Decorative spotted sandpiper by Leo H. McIntosh, Jr. (1953 - 2007), Stony Creek Decoys, Woodville, New York, dated 1986. Recognized as one of the best contemporary decoy carvers before his untimely death, Leo apprenticed with Ken Harris for five years before founding Stony Creek Decoys. The carving is in excellent original feather paint with very slight wear on the wing tips and some extremely tiny flecks of primer showing through on some high points of the body. It has incised and raised primaries and deeply carved shoulders and wing edges. The sandpiper measures 7" in length. The included base reads, "Leo McIntosh, '86". SOLD

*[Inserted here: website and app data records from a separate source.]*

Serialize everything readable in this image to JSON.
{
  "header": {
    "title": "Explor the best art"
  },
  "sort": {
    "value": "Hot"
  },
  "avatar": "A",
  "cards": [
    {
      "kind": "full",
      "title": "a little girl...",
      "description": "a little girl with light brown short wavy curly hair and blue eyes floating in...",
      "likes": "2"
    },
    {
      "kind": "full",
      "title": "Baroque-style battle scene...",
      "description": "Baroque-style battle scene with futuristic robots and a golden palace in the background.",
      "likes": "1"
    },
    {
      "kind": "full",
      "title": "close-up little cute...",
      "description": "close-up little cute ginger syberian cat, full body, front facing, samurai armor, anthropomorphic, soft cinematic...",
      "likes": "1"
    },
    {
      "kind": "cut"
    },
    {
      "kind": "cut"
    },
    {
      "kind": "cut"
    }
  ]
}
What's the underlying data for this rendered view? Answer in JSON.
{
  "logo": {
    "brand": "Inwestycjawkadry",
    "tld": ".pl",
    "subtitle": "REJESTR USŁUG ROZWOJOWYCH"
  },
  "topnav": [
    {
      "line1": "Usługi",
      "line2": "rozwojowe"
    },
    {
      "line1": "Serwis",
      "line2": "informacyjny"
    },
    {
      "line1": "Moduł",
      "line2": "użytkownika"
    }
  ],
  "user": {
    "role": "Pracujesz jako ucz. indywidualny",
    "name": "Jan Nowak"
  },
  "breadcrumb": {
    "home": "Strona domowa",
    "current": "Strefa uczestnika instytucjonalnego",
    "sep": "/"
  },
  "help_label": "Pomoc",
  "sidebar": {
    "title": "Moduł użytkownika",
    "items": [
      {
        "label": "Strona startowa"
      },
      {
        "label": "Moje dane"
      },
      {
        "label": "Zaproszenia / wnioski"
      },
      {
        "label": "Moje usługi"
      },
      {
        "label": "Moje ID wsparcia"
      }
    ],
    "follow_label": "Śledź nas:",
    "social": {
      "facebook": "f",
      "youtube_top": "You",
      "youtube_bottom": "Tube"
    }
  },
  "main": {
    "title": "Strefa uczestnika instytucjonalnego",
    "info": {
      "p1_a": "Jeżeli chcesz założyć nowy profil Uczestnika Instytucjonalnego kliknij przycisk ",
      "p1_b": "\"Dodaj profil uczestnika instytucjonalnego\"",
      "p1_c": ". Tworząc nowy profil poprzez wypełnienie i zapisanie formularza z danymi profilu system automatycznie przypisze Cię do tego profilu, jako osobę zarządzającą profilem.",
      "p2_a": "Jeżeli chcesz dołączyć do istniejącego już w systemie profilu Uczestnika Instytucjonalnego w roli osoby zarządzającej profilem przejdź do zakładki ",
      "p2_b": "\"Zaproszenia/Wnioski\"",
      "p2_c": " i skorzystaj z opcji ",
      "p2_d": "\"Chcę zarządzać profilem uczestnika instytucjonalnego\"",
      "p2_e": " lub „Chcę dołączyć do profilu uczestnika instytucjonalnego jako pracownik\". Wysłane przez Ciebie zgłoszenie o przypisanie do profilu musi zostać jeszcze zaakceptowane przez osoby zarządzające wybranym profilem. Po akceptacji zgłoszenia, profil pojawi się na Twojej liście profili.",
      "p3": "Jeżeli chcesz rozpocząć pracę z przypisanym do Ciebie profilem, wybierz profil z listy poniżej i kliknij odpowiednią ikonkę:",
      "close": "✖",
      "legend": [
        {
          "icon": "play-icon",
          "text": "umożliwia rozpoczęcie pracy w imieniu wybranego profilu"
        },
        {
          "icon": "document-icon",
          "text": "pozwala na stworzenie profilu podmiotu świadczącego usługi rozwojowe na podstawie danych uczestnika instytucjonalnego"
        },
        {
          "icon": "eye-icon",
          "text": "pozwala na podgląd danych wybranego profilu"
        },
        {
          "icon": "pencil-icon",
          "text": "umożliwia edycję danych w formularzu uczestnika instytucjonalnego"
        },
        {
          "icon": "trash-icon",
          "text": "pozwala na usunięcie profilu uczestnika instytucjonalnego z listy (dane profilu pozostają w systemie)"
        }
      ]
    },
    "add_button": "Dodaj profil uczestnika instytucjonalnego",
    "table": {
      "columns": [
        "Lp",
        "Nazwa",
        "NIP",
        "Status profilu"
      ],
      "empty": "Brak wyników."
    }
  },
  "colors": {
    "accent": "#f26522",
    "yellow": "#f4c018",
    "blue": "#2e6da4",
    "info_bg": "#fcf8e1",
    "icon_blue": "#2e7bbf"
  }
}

Decorative red knot by Leo H. McIntosh, Jr. (1953 - 2007), Stony Creek Decoys, Woodville, New York, dated 1987. Recognized as one of the best contemporary decoy carvers before his untimely death, Leo apprenticed with Ken Harris for five years before founding Stony Creek Decoys. The shorebird is carved in a sleeping pose that you don't often see from Leo. It measures just over 5-1/2" from breast to tail and is in near-mint feather paint. It has "sleepy eyes" and incised and slightly raised primaries with deeply carved shoulders and wing edges. The included base reads, "Stony Creek Decoy Co., carvings by Leo H. McIntosh, Jr., Woodville, N.Y., '87". Stand included. SOLD
Excellent pair of miniature bobwhite quail by George Wilmer Reinbold (1885-1946), Lansdowne, Pennsylvania, circa 1940. Both the carvings and the original paint are expertly detailed and beautifully accomplished with the latter exhibiting a nice patina. Both quail have detailed wing carving including raised wing tips. The male is unusual in that it has an open beak as if calling. The burl upon which the male is mounted is signed "W. Reinbold". Each quail measures just over 2" bill to tail. The beveled walnut base is 4" in diameter, 1/4" thick and covered with red felt on the underside. Wilmer’s work was represented in the most popular outdoor outfitters, wildlife-themed gift shops and galleries of the day, notably Richard Stockton’s Shop in Bryn Mawr, PA, Caldwell's in Philadelphia and Crossroads of Sport and Abercrombie & Fitch in New York City. His work is highly regarded and much sought after today. Wilmer was the father of noted carver Bill Reinbold of Chestertown, Maryland.